Orbital cellulitis

Common presenting signs include: a protruding eye (proptosis), eyelid edema (swelling), eye pain, vision loss, inability to move the eye completely (ophthalmoplegia), and fever. It is important to correlate physical findings with patient history and reported symptoms. CT scan and MRI of the orbits are two imaging modalities that are commonly used to aid in the diagnosis and monitoring of orbital cellulitis, as they can provide detailed images that can show the extent of inflammation along with possible abscess location, size, and involvement of surrounding structures.


opticiansdispensing opticianoptical engineer
Opticians, like ophthalmologists and optometrists, also use a slit-lamp/bio-microscope to examine the anterior segment, or frontal structures and posterior segment, of the human eye, which includes the eyelid, sclera, conjunctiva, iris, natural crystalline lens, and cornea. The binocular slit-lamp examination provides stereoscopic magnified view of the eye structures in detail, enabling anatomical diagnoses to be made for a variety of eye conditions. While a patient is seated in the examination chair, he rests his chin and forehead on a support to steady the head. Using the biomicroscope, the optician then proceeds to examine the patient's eye.

Sulcus subtarsalis

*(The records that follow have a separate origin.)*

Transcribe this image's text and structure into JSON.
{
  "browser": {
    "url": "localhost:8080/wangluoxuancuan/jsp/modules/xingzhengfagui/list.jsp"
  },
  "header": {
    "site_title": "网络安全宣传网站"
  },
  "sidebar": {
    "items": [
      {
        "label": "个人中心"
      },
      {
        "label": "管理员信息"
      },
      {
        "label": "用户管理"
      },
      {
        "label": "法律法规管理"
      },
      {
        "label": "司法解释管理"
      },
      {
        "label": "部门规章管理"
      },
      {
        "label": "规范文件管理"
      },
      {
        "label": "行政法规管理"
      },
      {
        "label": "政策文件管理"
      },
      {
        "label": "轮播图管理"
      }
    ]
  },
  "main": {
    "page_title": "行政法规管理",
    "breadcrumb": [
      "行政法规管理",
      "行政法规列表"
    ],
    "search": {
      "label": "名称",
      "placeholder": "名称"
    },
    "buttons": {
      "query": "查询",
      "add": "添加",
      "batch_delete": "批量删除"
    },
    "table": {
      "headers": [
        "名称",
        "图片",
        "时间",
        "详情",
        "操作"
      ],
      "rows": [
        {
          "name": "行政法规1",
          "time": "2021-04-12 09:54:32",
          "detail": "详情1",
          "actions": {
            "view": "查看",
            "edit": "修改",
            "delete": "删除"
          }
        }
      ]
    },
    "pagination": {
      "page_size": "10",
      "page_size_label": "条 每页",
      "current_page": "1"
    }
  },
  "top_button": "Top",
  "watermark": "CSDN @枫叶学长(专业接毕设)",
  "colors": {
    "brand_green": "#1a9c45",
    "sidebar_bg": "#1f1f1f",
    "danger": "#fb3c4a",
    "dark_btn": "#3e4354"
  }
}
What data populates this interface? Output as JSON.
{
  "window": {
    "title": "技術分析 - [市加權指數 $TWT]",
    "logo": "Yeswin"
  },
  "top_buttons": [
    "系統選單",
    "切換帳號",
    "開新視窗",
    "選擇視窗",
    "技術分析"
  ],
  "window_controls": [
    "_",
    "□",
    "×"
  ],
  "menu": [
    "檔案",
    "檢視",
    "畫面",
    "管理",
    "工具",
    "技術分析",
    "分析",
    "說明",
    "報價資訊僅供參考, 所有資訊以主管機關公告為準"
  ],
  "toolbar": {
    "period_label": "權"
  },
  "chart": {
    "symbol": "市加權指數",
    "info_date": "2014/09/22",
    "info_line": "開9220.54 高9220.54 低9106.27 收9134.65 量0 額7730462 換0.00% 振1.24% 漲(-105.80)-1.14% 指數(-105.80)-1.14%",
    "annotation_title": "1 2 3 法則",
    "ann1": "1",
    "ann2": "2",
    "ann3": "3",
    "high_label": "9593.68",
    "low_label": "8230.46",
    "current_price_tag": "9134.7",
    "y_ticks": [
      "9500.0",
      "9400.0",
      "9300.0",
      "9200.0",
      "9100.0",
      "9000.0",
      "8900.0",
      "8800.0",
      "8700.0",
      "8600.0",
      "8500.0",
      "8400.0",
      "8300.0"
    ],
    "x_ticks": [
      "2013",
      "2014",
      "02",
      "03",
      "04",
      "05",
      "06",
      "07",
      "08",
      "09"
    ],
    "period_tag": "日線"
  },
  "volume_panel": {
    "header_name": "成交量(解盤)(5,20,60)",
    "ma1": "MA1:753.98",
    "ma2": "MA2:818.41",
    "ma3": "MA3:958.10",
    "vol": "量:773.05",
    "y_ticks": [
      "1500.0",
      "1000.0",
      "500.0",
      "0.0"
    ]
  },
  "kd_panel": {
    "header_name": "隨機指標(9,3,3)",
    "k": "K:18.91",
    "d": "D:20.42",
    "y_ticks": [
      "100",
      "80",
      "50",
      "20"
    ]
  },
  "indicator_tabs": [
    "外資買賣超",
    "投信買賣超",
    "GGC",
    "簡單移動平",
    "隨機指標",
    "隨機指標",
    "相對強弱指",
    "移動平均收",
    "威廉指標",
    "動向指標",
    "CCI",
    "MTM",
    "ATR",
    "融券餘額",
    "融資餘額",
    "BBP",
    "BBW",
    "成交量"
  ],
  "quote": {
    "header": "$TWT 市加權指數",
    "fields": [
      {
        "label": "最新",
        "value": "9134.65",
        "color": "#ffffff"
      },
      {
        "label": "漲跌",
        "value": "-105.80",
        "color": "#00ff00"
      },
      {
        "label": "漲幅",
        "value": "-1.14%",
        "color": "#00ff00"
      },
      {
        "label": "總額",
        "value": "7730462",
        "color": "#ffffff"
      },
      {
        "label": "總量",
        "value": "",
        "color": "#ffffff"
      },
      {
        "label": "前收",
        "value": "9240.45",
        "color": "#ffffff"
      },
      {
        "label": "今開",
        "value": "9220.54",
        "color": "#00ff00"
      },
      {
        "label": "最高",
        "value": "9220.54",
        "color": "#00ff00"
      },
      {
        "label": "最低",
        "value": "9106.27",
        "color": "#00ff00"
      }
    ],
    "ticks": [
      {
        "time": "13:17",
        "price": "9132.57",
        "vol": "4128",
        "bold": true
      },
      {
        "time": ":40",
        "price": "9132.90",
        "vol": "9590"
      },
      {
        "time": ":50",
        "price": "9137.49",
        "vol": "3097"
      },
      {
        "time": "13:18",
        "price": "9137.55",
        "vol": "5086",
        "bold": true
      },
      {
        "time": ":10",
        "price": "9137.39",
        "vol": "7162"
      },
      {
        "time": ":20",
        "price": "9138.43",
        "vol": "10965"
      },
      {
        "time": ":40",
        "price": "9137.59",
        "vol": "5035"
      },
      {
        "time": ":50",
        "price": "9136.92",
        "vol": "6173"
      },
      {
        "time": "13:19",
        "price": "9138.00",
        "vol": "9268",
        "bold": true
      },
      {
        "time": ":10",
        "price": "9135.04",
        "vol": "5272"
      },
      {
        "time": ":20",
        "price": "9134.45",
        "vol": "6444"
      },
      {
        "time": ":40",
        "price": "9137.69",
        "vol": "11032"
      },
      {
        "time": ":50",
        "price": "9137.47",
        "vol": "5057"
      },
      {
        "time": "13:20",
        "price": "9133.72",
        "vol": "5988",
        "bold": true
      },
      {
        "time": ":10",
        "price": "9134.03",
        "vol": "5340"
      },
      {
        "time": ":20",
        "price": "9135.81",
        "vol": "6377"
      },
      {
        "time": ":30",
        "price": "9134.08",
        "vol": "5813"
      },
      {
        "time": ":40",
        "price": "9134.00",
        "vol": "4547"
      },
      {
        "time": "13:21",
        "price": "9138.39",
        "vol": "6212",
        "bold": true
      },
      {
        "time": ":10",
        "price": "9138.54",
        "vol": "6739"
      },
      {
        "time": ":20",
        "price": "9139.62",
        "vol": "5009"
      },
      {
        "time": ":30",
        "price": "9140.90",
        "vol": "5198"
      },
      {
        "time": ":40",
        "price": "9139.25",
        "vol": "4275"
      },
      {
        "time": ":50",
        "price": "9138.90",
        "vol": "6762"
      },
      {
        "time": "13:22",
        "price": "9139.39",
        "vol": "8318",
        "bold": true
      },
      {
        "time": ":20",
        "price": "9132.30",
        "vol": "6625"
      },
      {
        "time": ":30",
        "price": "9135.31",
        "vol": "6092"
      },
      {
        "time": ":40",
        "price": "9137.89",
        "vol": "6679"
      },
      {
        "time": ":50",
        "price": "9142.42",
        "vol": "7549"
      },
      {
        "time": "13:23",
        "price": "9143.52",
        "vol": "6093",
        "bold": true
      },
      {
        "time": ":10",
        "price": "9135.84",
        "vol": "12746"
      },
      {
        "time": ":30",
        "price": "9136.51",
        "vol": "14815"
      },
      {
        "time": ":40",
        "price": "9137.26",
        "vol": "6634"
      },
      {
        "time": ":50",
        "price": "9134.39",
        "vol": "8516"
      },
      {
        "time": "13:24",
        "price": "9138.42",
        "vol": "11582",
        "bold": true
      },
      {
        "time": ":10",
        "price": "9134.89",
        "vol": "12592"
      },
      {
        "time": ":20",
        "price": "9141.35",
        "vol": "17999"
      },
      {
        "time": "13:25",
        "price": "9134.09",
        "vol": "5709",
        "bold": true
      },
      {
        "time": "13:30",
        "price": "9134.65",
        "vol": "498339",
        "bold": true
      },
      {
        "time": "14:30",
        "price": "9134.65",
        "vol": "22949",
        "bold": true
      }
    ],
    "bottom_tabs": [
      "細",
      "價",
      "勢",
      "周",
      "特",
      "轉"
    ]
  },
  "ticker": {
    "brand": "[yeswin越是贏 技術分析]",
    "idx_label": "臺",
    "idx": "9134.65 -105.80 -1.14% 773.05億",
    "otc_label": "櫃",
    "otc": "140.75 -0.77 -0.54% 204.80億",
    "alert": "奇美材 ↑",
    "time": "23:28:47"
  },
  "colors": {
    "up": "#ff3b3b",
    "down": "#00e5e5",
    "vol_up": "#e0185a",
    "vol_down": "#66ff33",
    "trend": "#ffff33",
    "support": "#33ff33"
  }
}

Sulcus subtarsalis is a groove in the inner surface of eyelid near the eyelid margin and which is also parallel to it. This separates marginal conjunctiva from tarsal conjunctiva. It provides space for lodging of foreign bodies. Arlt's line is a linear line present in the sulcus subtarsalis in Chlamydia trachomatis infection.